CFTC: Fun on the farm
Normally, I wouldn’t be that concerned about things agricultural, but the latest US Farm Bill, passed recently by the US senate, also includes the Commodity Futures and Trading Commission Reauthorisation Act. The CFTC effectively regulates retail FX in the US.
President Bush vetoed the Bill on Wednesday night, but that apparently will cause no more than a short-term delay. According to Drew Niv, chief executive of FXCM, the Bill will lead to the creation of retail FX dealer category, recognising that the OTC is a proper market and not just a pool where sharks swim. It will also close the Zelener loophole that limited the CFTC’s jurisdiction by limiting the regulator to futures, not spot.
The new Bill will also clamp down on what introducing brokers are allowed to do and claim. Perhaps the most significant change is the increase in the adjusted net capital that firms will have to post to do business. Over the next year this will be increased in $5 million increments from its current level to $20 million, turning the US from what was once one of the easiest places to set up a trading platform to one of the hardest, in terms of cost. No other jurisdiction presently requires such a high capital requirement.
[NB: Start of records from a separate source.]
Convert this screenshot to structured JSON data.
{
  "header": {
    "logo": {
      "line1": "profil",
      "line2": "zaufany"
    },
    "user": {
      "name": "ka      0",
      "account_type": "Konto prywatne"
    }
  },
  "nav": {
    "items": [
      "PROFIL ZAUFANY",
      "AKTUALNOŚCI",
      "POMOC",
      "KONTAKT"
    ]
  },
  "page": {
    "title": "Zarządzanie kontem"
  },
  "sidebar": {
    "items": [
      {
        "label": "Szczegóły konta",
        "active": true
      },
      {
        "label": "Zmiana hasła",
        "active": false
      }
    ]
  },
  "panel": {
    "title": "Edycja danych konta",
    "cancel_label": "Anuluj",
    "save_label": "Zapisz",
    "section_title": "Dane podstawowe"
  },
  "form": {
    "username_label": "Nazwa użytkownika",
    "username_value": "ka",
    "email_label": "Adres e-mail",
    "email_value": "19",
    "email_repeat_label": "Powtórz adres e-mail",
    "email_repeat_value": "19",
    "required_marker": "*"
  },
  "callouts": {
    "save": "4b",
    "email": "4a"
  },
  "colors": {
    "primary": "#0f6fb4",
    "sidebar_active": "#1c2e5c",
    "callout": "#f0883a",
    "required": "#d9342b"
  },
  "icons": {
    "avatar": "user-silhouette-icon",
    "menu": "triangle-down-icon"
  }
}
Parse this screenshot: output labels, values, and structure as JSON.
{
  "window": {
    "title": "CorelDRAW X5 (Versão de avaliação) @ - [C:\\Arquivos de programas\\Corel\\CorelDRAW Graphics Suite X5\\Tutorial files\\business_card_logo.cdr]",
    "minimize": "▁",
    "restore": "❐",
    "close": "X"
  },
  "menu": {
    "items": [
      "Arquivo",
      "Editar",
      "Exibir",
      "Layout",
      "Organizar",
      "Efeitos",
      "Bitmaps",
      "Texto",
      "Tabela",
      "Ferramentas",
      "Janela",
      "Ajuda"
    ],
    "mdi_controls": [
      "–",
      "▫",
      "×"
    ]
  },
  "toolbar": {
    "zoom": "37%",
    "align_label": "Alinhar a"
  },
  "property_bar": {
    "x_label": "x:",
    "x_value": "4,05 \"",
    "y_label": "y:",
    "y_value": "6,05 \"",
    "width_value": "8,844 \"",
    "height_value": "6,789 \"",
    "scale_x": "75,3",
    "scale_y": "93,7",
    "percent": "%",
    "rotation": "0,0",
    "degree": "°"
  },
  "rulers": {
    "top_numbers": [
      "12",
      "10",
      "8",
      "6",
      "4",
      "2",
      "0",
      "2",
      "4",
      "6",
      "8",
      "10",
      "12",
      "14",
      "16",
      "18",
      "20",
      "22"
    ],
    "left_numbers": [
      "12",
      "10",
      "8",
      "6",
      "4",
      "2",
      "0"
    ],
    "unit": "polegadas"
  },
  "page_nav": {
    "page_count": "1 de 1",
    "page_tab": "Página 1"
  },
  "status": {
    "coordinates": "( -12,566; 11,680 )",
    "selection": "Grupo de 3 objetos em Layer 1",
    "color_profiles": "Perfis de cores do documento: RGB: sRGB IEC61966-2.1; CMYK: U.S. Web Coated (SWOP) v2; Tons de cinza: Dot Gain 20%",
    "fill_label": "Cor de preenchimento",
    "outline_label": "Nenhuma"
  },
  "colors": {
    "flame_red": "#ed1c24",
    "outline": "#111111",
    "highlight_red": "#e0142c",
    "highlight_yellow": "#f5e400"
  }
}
Once passed, the legislation will undoubtedly help the CFTC and the National Futures Authority achieve their aim of forcing poorly capitalised companies out of the market.